Notice what the sign or evidence is of the spiritual man. It is not charismatic gifts. The church in Corinth exhibited all sorts of charismatic gifts, didn't it? Speaking in tongues, miracles, other sorts of charismatic phenomena. Yet it is the most carnal church in the New Testament. People were getting drunk at the communion services. A man was living in an incestuous relationship with his mother. It was riven with strife and jealousy and party spirit. So even though the charismatic gifts were highly abundant and evident in Corinth, this was not a church that was under the direction and power of the Holy Spirit. So the sign of the spiritual person is not charismatic gifts. Rather, it is the fruit of the Holy Spirit which take place in a person's life in the place of the works of the flesh. That is what we saw when we looked at Galatians 5:16-25. Paul says,
But I say, walk by the Spirit, and do not gratify the desires of the flesh. For the desires of the flesh are against the Spirit, and the desires of the Spirit are against the flesh; for these are opposed to each other, to prevent you from doing what you would. But if you are led by the Spirit you are not under the law. Now the works of the flesh are plain: fornication, impurity, licentiousness, idolatry, sorcery, enmity, strife, jealousy, anger, selfishness, dissension, party spirit, envy, drunkenness, carousing, and the like. I warn you, as I warned you before, that those who do such things shall not inherit the kingdom of God. But the fruit of the Spirit is love, joy, peace, patience, kindness, goodness, faithfulness, gentleness, self-control; against such there is no law. And those who belong to Christ Jesus have crucified the flesh with its passions and desires. If we live by the Spirit, let us also walk by the Spirit.
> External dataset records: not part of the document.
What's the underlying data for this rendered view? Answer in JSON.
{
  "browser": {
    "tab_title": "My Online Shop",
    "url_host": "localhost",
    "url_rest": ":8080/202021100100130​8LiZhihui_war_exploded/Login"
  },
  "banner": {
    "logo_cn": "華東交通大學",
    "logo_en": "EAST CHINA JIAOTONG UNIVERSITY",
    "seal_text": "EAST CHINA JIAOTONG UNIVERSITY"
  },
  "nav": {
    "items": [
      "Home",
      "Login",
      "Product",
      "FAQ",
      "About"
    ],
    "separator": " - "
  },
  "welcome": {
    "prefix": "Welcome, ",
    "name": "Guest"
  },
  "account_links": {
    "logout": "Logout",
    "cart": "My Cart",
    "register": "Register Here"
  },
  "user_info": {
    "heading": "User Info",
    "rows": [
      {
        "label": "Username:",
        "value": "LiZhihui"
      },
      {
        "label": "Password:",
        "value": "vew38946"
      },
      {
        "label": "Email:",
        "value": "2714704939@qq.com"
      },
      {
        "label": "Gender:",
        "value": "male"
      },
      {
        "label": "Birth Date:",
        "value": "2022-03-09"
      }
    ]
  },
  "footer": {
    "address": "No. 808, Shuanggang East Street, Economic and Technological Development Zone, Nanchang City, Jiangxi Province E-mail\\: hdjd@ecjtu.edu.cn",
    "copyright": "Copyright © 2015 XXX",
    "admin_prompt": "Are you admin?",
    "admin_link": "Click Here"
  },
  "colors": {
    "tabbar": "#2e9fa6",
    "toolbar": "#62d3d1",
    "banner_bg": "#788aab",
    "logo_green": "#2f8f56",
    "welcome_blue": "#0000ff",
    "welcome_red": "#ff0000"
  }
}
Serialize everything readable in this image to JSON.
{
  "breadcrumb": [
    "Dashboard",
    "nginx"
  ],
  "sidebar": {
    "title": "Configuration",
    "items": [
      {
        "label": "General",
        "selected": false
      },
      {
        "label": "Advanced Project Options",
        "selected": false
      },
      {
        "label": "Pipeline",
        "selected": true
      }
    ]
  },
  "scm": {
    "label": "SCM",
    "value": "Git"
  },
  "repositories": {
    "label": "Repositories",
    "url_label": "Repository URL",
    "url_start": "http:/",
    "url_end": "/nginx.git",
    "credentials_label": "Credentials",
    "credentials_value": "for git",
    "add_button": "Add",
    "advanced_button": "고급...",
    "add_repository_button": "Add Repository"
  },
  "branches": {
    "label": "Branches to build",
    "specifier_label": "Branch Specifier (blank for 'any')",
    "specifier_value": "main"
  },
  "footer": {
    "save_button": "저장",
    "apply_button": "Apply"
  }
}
So the evidence of the Spirit-filled life is not charismatic gifts or speaking in tongues. The evidence of the Spirit-filled life will be the fruit of the Holy Spirit that is produced in a person's life instead of the works of the flesh.
Unfortunately, as we've seen, not all Christians experience the fullness of the Holy Spirit. What does it mean to be filled with the Holy Spirit? I think that it means to be not only indwelt by the Spirit but to be empowered and controlled by the Holy Spirit. If we say that someone is filled with rage or filled with jealousy, we mean that person is controlled and possessed by that anger or by that jealousy. In the same way, when Paul says to be filled with the Holy Spirit, he is telling us to be controlled and empowered by the Holy Spirit so that he will produce in our lives the fruit of the Holy Spirit that is described in Galatians.
When we meet next time I want to ask the question: why is it that so few Christians seem to be filled with the Holy Spirit? Why do so many Christians seem to live lives of defeat and frustration and misery, and how can we then be filled with the Holy Spirit so as to walk in the fullness of his power and control? That's what we want to look at next time.
 Total Running Time: 16:54 (Copyright © 2016 William Lane Craig)